Taylor Swift files counterclaim against radio DJ who allegedly groped her

Posted on by

Taylor Swift has filed a counterclaim against a radio DJ she alleges groped her at a promotional event.
杭州龙凤

Former radio DJ David Mueller filed a lawsuit against the singer last month, claiming he was fired from his job and banned from Swift’s concerts following her allegations that he groped her at a meet and greet in Denver, Colorado.

But now Swift has responded, filing a counterclaim which, according to People, alleges Mueller “lifted her skirt and groped her” during the fan event before her concert at the Pepsi Centre in June 2013.

People reports the countersuit details that Mueller admitted an assault occurred at the event, but he blamed his “superior” David Haskell, the program director at Denver’s country radio station, KYGO FM.

“Ms Swift knows exactly who committed the assault – it was Mueller – and she is not confused in the slightest about whether her long-term business acquaintance, Mr Haskell, was the culprit,” the countersuit states.

The countersuit goes on to detail that Swift, 25, was “surprised, upset, offended, and alarmed” following the incident.

“Resolution of this counterclaim will demonstrate that Mueller alone was the perpetrator of the humiliating and wrongful conduct targeted against Ms Swift, and will serve as an example to other women who may resist publicly reliving similar outrageous and humiliating acts.”

Swift is seeking damages and costs, and has requested a jury trial.

The countersuit specifies any surplus damages or costs awarded to Swift following the suit will be donated to “charitable organisations dedicated to protecting women from similar acts of sexual assault and personal disregard”.

David Mueller filed a lawsuit against the Wildest Dreams singer in the US District Court in Denver on September 11.

The Denver Postreports Mueller was attending a meet and greet with his girlfriend as an employee of KYGO FM.

According to Mueller’s suit, Swift was talking to the pair before she “suddenly announced it was picture time” and “quickly put her right arm” around his girlfriend.

Mueller joined the pair for the photo “at the last second”, after which he says Swift thanked the couple and left.
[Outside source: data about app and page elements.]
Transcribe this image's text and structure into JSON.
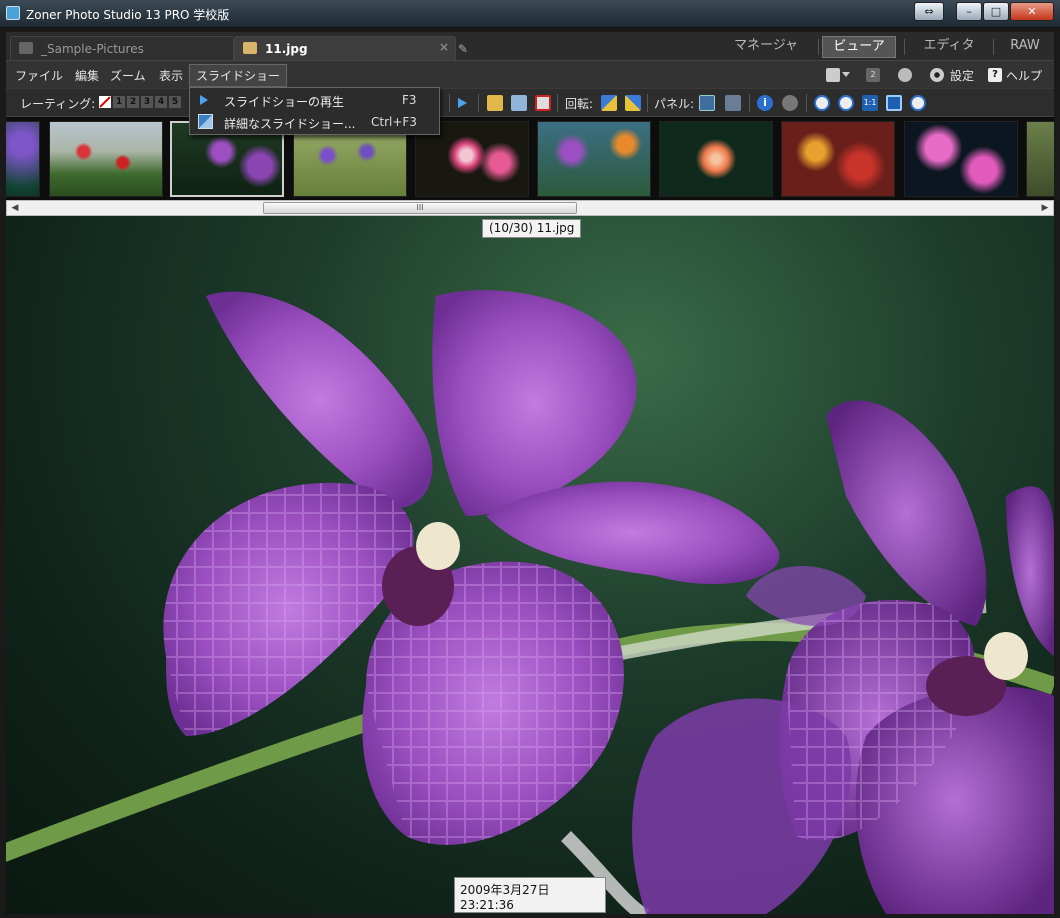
{
  "window": {
    "title": "Zoner Photo Studio 13 PRO 学校版",
    "controls": {
      "resize": "⇔",
      "minimize": "–",
      "maximize": "□",
      "close": "✕"
    }
  },
  "tabs": [
    {
      "label": "_Sample-Pictures",
      "active": false
    },
    {
      "label": "11.jpg",
      "active": true,
      "close": "×"
    }
  ],
  "modes": [
    {
      "label": "マネージャ",
      "active": false
    },
    {
      "label": "ビューア",
      "active": true
    },
    {
      "label": "エディタ",
      "active": false
    },
    {
      "label": "RAW",
      "active": false
    }
  ],
  "menubar": {
    "items": [
      "ファイル",
      "編集",
      "ズーム",
      "表示",
      "スライドショー"
    ],
    "settings": "設定",
    "help": "ヘルプ",
    "help_glyph": "?",
    "monitor_badge": "2"
  },
  "toolbar": {
    "rating_label": "レーティング:",
    "ratings": [
      "1",
      "2",
      "3",
      "4",
      "5"
    ],
    "rotate_label": "回転:",
    "panel_label": "パネル:",
    "info_glyph": "i",
    "fit_glyph": "1:1"
  },
  "slideshow_menu": [
    {
      "label": "スライドショーの再生",
      "shortcut": "F3",
      "icon": "play-icon"
    },
    {
      "label": "詳細なスライドショー...",
      "shortcut": "Ctrl+F3",
      "icon": "slideshow-settings-icon"
    }
  ],
  "filmstrip": {
    "selected_index": 2,
    "scroll_grip": "III",
    "scroll_left": "◀",
    "scroll_right": "▶"
  },
  "viewer": {
    "file_label": "(10/30) 11.jpg",
    "date_label": "2009年3月27日  23:21:36"
  },
  "colors": {
    "accent_blue": "#4aa3f0",
    "orchid": "#9b4fc0",
    "background": "#1a1a1a"
  }
}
Mueller alleges he later spoke to an unnamed co-worker who “described and demonstrated how he had put his arms around [Swift], hands on her bottom” when it was his turn to meet the singer.

Based on Swift’s countersuit, it seems likely this unnamed co-worker is Haskell.
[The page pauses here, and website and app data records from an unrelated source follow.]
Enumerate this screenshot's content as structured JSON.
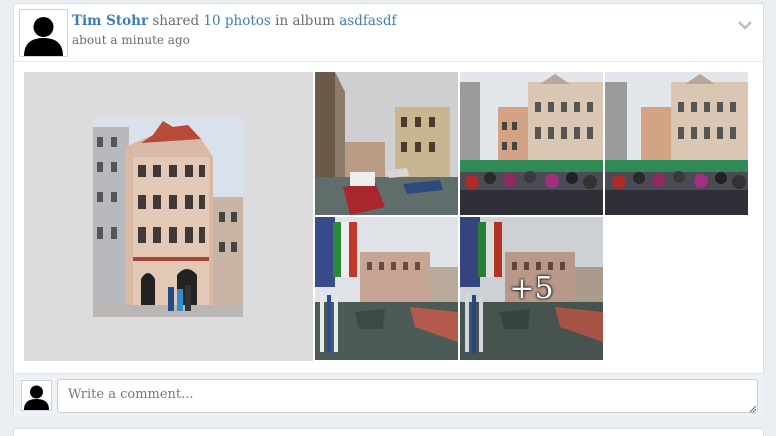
{
  "post": {
    "author": "Tim Stohr",
    "action_text": " shared ",
    "photo_link": "10 photos",
    "album_prefix": " in album ",
    "album_name": "asdfasdf",
    "timestamp": "about a minute ago",
    "menu_icon": "chevron-down-icon"
  },
  "gallery": {
    "photo_count": 10,
    "visible_thumbnails": 5,
    "more_label": "+5"
  },
  "comment": {
    "placeholder": "Write a comment..."
  },
  "colors": {
    "link": "#3b7db7",
    "meta_text": "#6b6b6b",
    "featured_bg": "#dcdcdc",
    "page_bg": "#e9eef3"
  }
}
Mueller lost his job at the station as a result of the incident.

According to People, he had previously been dismissed twice from radio host jobs at other stations and hadn’t been employed as an on-air personality since 2006.

After news of Mueller’s legal action broke, Swift’s representatives said they had provided “evidence” to the radio station of the assault when it occurred, although the decision to fire Mueller came from his employer.

“The radio station was given evidence immediately after the incident,” her representatives told People in a statement. “They made their independent decision.”